Enhanced LMI Representations for H2 Performance of Polytopic Uncertain Systems: Continuous-time Case
Ai-Guo Wu, Guang-Ren Duan
2006, vol. 3, no. 3, pp. 304-308, doi: 10.1007/s11633-006-0304-5
Based on two recent results, several new criteria of H2 performance for continuous-time linear systems are established by introducing two slack matrices. When used hi robust analysis of systems with polytopic uncertainties, they can reduce conservatism inherent in the earlier quadratic method and the established parameter-dependent Lyapunov function approach. Two numerical examples are included to illustrate the feasibility and advantage of the proposed representations.
Robust and Active Fault-tolerant Control for a Class of Nonlinear Uncertain Systems
You-Qing Wang, Dong-Hua Zhou, Li-Heng Liu
2006, vol. 3, no. 3, pp. 309-313, doi: 10.1007/s11633-006-0309-0
A novel integrated design strategy for robust fault diagnosis and fault-tolerant control (FTC) of a class of nonlinear uncertain systems is proposed. The uncertainties considered in this paper are more general than those in other existing works, and faults are described in a new formulation. It is proven that the states of a closed-loop system converge asymptotically to zero even if there are uncertainties and faults in a system. Simulation results on a simple pendulum are presented for illustration.
Kolmogorov-Chaitin Complexity of Digital Controller Implementations
James F. Whidborne, John McKernan, Da-Wei Gu
2006, vol. 3, no. 3, pp. 314-322, doi: 10.1007/s11633-006-0314-3

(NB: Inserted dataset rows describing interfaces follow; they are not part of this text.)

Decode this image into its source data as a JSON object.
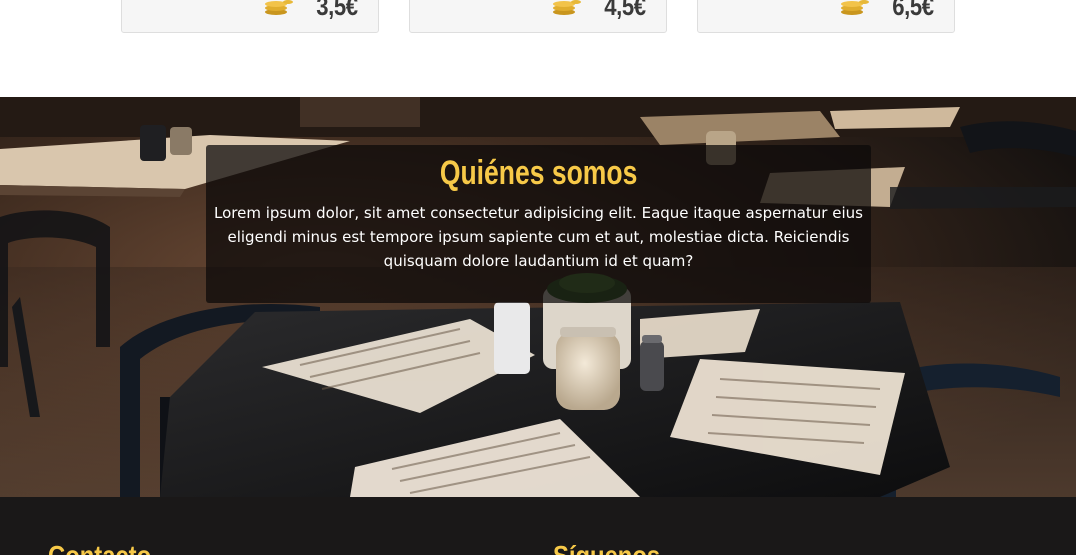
{
  "products": [
    {
      "price": "3,5€",
      "icon": "coins-icon"
    },
    {
      "price": "4,5€",
      "icon": "coins-icon"
    },
    {
      "price": "6,5€",
      "icon": "coins-icon"
    }
  ],
  "about": {
    "title": "Quiénes somos",
    "text": "Lorem ipsum dolor, sit amet consectetur adipisicing elit. Eaque itaque aspernatur eius eligendi minus est tempore ipsum sapiente cum et aut, molestiae dicta. Reiciendis quisquam dolore laudantium id et quam?"
  },
  "footer": {
    "contact_title": "Contacto",
    "follow_title": "Síguenos"
  },
  "colors": {
    "accent": "#f7c948",
    "footer_bg": "#1a1818",
    "card_bg": "#f6f6f6"
  }
}
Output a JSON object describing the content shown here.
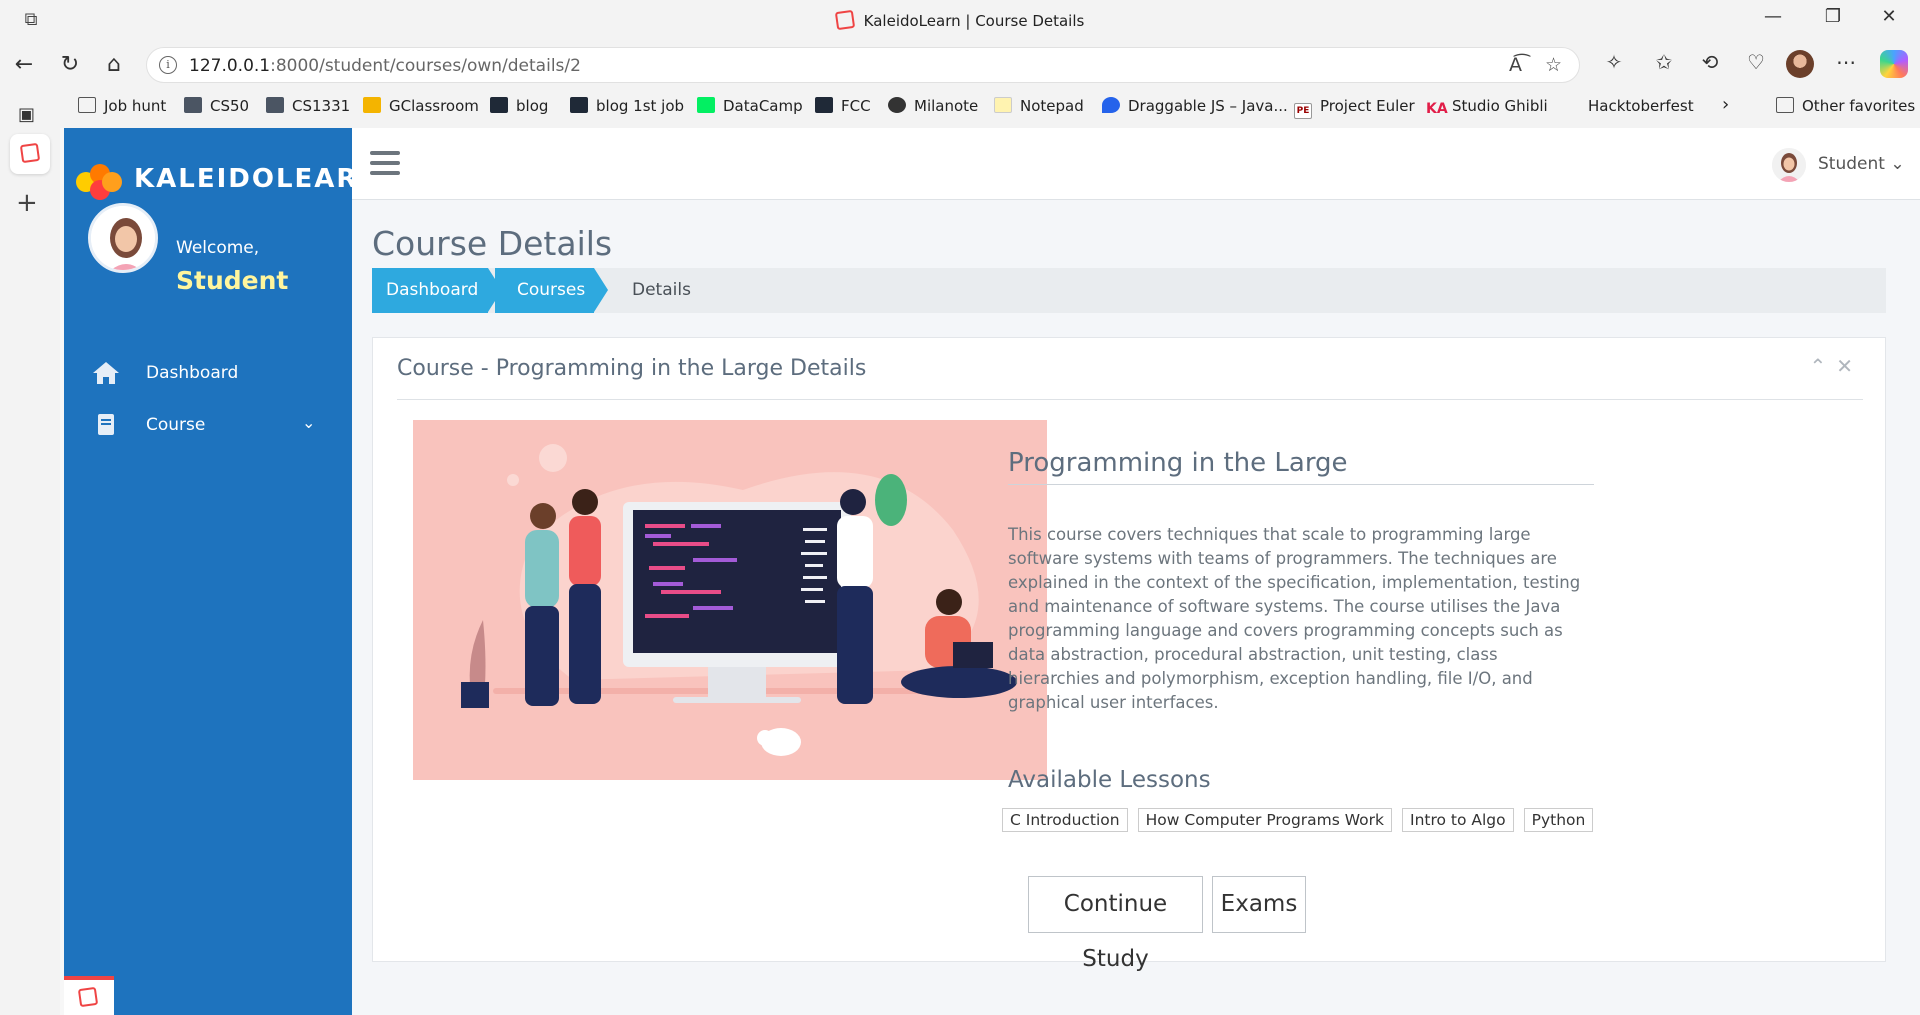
{
  "browser": {
    "window_title": "KaleidoLearn | Course Details",
    "url_host": "127.0.0.1",
    "url_rest": ":8000/student/courses/own/details/2",
    "bookmarks": [
      "Job hunt",
      "CS50",
      "CS1331",
      "GClassroom",
      "blog",
      "blog 1st job",
      "DataCamp",
      "FCC",
      "Milanote",
      "Notepad",
      "Draggable JS – Java...",
      "Project Euler",
      "Studio Ghibli",
      "Hacktoberfest"
    ],
    "other_favorites": "Other favorites"
  },
  "sidebar": {
    "brand": "KALEIDOLEARN",
    "welcome": "Welcome,",
    "user_name": "Student",
    "nav": [
      {
        "label": "Dashboard",
        "icon": "home-icon"
      },
      {
        "label": "Course",
        "icon": "book-icon"
      }
    ]
  },
  "topnav": {
    "user_label": "Student"
  },
  "page": {
    "title": "Course Details",
    "breadcrumb": [
      "Dashboard",
      "Courses",
      "Details"
    ]
  },
  "card": {
    "header": "Course - Programming in the Large Details",
    "course_name": "Programming in the Large",
    "description": "This course covers techniques that scale to programming large software systems with teams of programmers. The techniques are explained in the context of the specification, implementation, testing and maintenance of software systems. The course utilises the Java programming language and covers programming concepts such as data abstraction, procedural abstraction, unit testing, class hierarchies and polymorphism, exception handling, file I/O, and graphical user interfaces.",
    "lessons_title": "Available Lessons",
    "lessons": [
      "C Introduction",
      "How Computer Programs Work",
      "Intro to Algo",
      "Python"
    ],
    "continue_label": "Continue Study",
    "exams_label": "Exams"
  },
  "colors": {
    "sidebar": "#1e73be",
    "breadcrumb_active": "#2ea9df",
    "illustration_bg": "#f9c3bd",
    "username_yellow": "#fff59d"
  }
}
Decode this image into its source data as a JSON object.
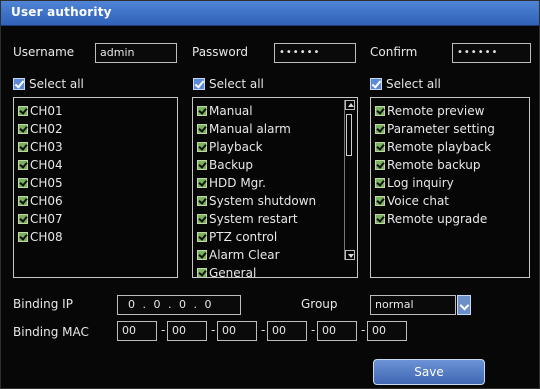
{
  "window": {
    "title": "User authority"
  },
  "credentials": {
    "username_label": "Username",
    "username_value": "admin",
    "password_label": "Password",
    "password_value": "••••••",
    "confirm_label": "Confirm",
    "confirm_value": "••••••"
  },
  "channels": {
    "select_all_label": "Select all",
    "items": [
      "CH01",
      "CH02",
      "CH03",
      "CH04",
      "CH05",
      "CH06",
      "CH07",
      "CH08"
    ]
  },
  "local_permissions": {
    "select_all_label": "Select all",
    "items": [
      "Manual",
      "Manual alarm",
      "Playback",
      "Backup",
      "HDD Mgr.",
      "System shutdown",
      "System restart",
      "PTZ control",
      "Alarm Clear",
      "General"
    ]
  },
  "remote_permissions": {
    "select_all_label": "Select all",
    "items": [
      "Remote preview",
      "Parameter setting",
      "Remote playback",
      "Remote backup",
      "Log inquiry",
      "Voice chat",
      "Remote upgrade"
    ]
  },
  "network": {
    "binding_ip_label": "Binding IP",
    "binding_ip_value": "0 . 0 . 0 . 0",
    "group_label": "Group",
    "group_value": "normal",
    "binding_mac_label": "Binding MAC",
    "mac_values": [
      "00",
      "00",
      "00",
      "00",
      "00",
      "00"
    ],
    "mac_separator": "-"
  },
  "actions": {
    "save_label": "Save"
  },
  "colors": {
    "title_bar": "#3d72c9",
    "accent": "#6c93d6"
  }
}
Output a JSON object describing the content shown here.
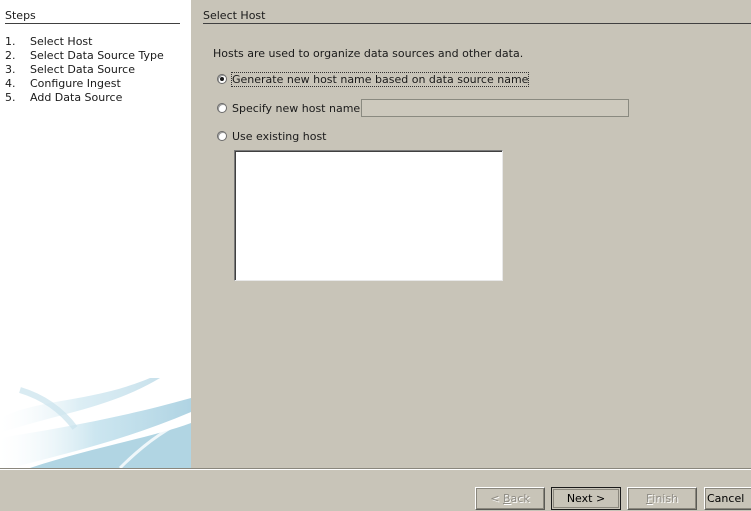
{
  "steps": {
    "title": "Steps",
    "items": [
      {
        "num": "1.",
        "label": "Select Host"
      },
      {
        "num": "2.",
        "label": "Select Data Source Type"
      },
      {
        "num": "3.",
        "label": "Select Data Source"
      },
      {
        "num": "4.",
        "label": "Configure Ingest"
      },
      {
        "num": "5.",
        "label": "Add Data Source"
      }
    ]
  },
  "content": {
    "title": "Select Host",
    "intro": "Hosts are used to organize data sources and other data.",
    "options": {
      "generate": "Generate new host name based on data source name",
      "specify": "Specify new host name",
      "existing": "Use existing host"
    },
    "host_name_value": ""
  },
  "buttons": {
    "back_prefix": "< ",
    "back_mnemonic": "B",
    "back_rest": "ack",
    "next": "Next >",
    "finish_mnemonic": "F",
    "finish_rest": "inish",
    "cancel": "Cancel"
  },
  "colors": {
    "dialog_bg": "#c8c4b8",
    "panel_bg": "#ffffff",
    "swoosh": "#a8d0e0"
  }
}
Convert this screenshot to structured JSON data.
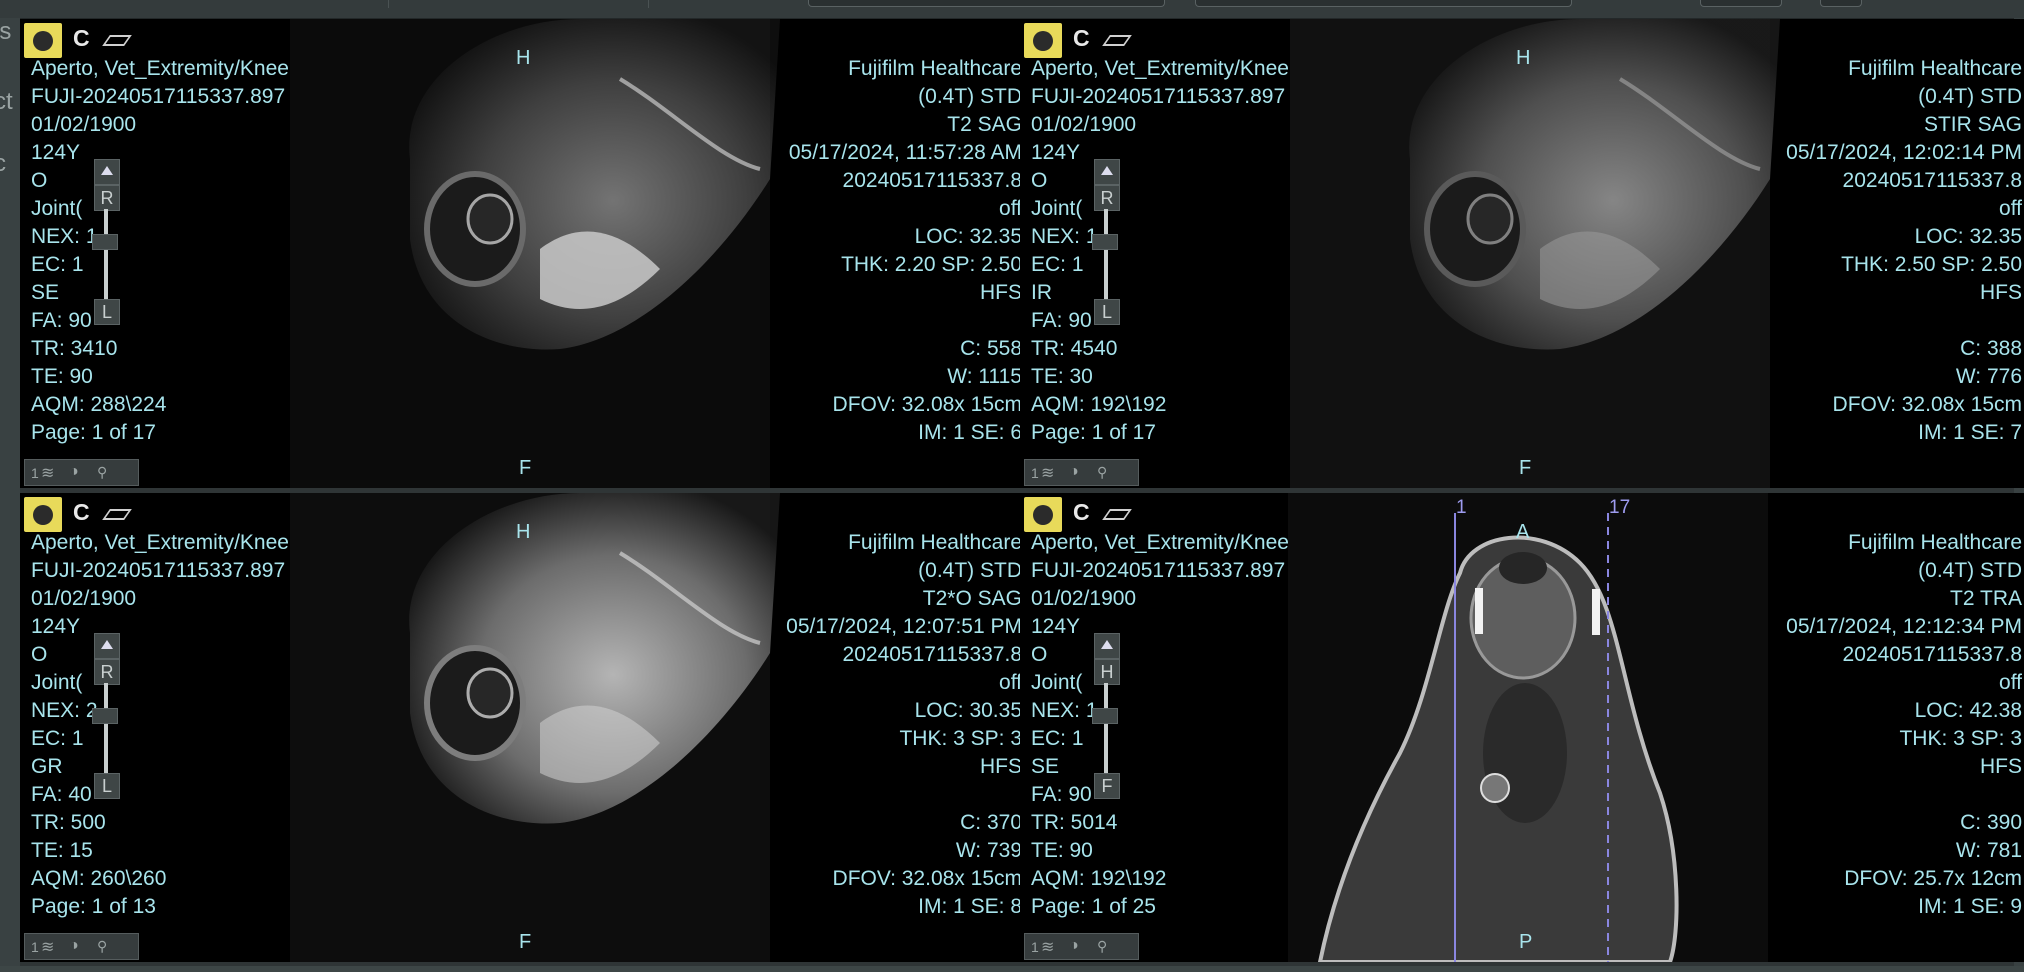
{
  "side_fragments": [
    "is",
    "ct",
    "c"
  ],
  "viewports": [
    {
      "id": "vp1",
      "header": "C",
      "left": [
        "Aperto, Vet_Extremity/Knee",
        "FUJI-20240517115337.897",
        "01/02/1900",
        "124Y",
        "O",
        "Joint(",
        "NEX: 1",
        "EC: 1",
        "SE",
        "FA: 90",
        "TR: 3410",
        "TE: 90",
        "AQM: 288\\224",
        "Page: 1 of 17"
      ],
      "right": [
        "Fujifilm Healthcare",
        "(0.4T) STD",
        "T2 SAG",
        "05/17/2024, 11:57:28 AM",
        "20240517115337.8",
        "off",
        "LOC: 32.35",
        "THK: 2.20 SP: 2.50",
        "HFS",
        "",
        "C: 558",
        "W: 1115",
        "DFOV: 32.08x 15cm",
        "IM: 1 SE: 6"
      ],
      "orient": {
        "top": "H",
        "bottom": "F"
      },
      "scale": {
        "up": "R",
        "down": "L"
      }
    },
    {
      "id": "vp2",
      "header": "C",
      "left": [
        "Aperto, Vet_Extremity/Knee",
        "FUJI-20240517115337.897",
        "01/02/1900",
        "124Y",
        "O",
        "Joint(",
        "NEX: 1",
        "EC: 1",
        "IR",
        "FA: 90",
        "TR: 4540",
        "TE: 30",
        "AQM: 192\\192",
        "Page: 1 of 17"
      ],
      "right": [
        "Fujifilm Healthcare",
        "(0.4T) STD",
        "STIR SAG",
        "05/17/2024, 12:02:14 PM",
        "20240517115337.8",
        "off",
        "LOC: 32.35",
        "THK: 2.50 SP: 2.50",
        "HFS",
        "",
        "C: 388",
        "W: 776",
        "DFOV: 32.08x 15cm",
        "IM: 1 SE: 7"
      ],
      "orient": {
        "top": "H",
        "bottom": "F"
      },
      "scale": {
        "up": "R",
        "down": "L"
      }
    },
    {
      "id": "vp3",
      "header": "C",
      "left": [
        "Aperto, Vet_Extremity/Knee",
        "FUJI-20240517115337.897",
        "01/02/1900",
        "124Y",
        "O",
        "Joint(",
        "NEX: 2",
        "EC: 1",
        "GR",
        "FA: 40",
        "TR: 500",
        "TE: 15",
        "AQM: 260\\260",
        "Page: 1 of 13"
      ],
      "right": [
        "Fujifilm Healthcare",
        "(0.4T) STD",
        "T2*O SAG",
        "05/17/2024, 12:07:51 PM",
        "20240517115337.8",
        "off",
        "LOC: 30.35",
        "THK: 3 SP: 3",
        "HFS",
        "",
        "C: 370",
        "W: 739",
        "DFOV: 32.08x 15cm",
        "IM: 1 SE: 8"
      ],
      "orient": {
        "top": "H",
        "bottom": "F"
      },
      "scale": {
        "up": "R",
        "down": "L"
      }
    },
    {
      "id": "vp4",
      "header": "C",
      "left": [
        "Aperto, Vet_Extremity/Knee",
        "FUJI-20240517115337.897",
        "01/02/1900",
        "124Y",
        "O",
        "Joint(",
        "NEX: 1",
        "EC: 1",
        "SE",
        "FA: 90",
        "TR: 5014",
        "TE: 90",
        "AQM: 192\\192",
        "Page: 1 of 25"
      ],
      "right": [
        "Fujifilm Healthcare",
        "(0.4T) STD",
        "T2 TRA",
        "05/17/2024, 12:12:34 PM",
        "20240517115337.8",
        "off",
        "LOC: 42.38",
        "THK: 3 SP: 3",
        "HFS",
        "",
        "C: 390",
        "W: 781",
        "DFOV: 25.7x 12cm",
        "IM: 1 SE: 9"
      ],
      "orient": {
        "top": "A",
        "bottom": "P"
      },
      "scale": {
        "up": "H",
        "down": "F"
      },
      "guides": {
        "first": "1",
        "last": "17"
      }
    }
  ],
  "tools_label": "1"
}
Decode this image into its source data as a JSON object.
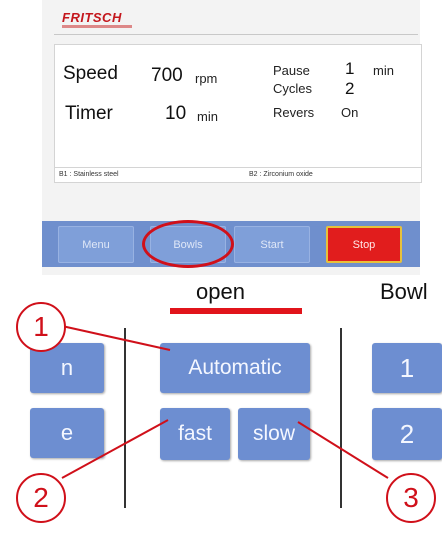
{
  "header": {
    "brand": "FRITSCH"
  },
  "params": {
    "speed_label": "Speed",
    "speed_value": "700",
    "speed_unit": "rpm",
    "timer_label": "Timer",
    "timer_value": "10",
    "timer_unit": "min",
    "pause_label": "Pause",
    "pause_value": "1",
    "pause_unit": "min",
    "cycles_label": "Cycles",
    "cycles_value": "2",
    "revers_label": "Revers",
    "revers_value": "On"
  },
  "bowls": {
    "b1": "B1 : Stainless steel",
    "b2": "B2 : Zirconium oxide"
  },
  "bar": {
    "menu": "Menu",
    "bowls": "Bowls",
    "start": "Start",
    "stop": "Stop"
  },
  "lower": {
    "open_label": "open",
    "bowl_label": "Bowl",
    "left_top_partial": "n",
    "left_bottom_partial": "e",
    "automatic": "Automatic",
    "fast": "fast",
    "slow": "slow",
    "bowl_1": "1",
    "bowl_2": "2"
  },
  "callouts": {
    "c1": "1",
    "c2": "2",
    "c3": "3"
  },
  "colors": {
    "accent_red": "#d0101a",
    "button_blue": "#6d8ed1",
    "stop_red": "#e11d1d"
  }
}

The complexity of linear, fixed-point arithmetic digital controllers is investigated from a Kolmogorov-Chaitin perspective. Based on the idea of Kolmogorov-Chaitin complexity, practical measures of complexity are developed for state-space realizations, parallel and cascade realizations, and for a newly proposed generalized implicit state-space realization. The complexity of solutions to a restricted complexity controller benchmark problem is investigated using this measure. The results show that from a Kolmogorov-Chaitin viewpoint, higher-order controllers with a shorter word-length may have lower complexity and better performance, than lower-order controllers with longer word-length.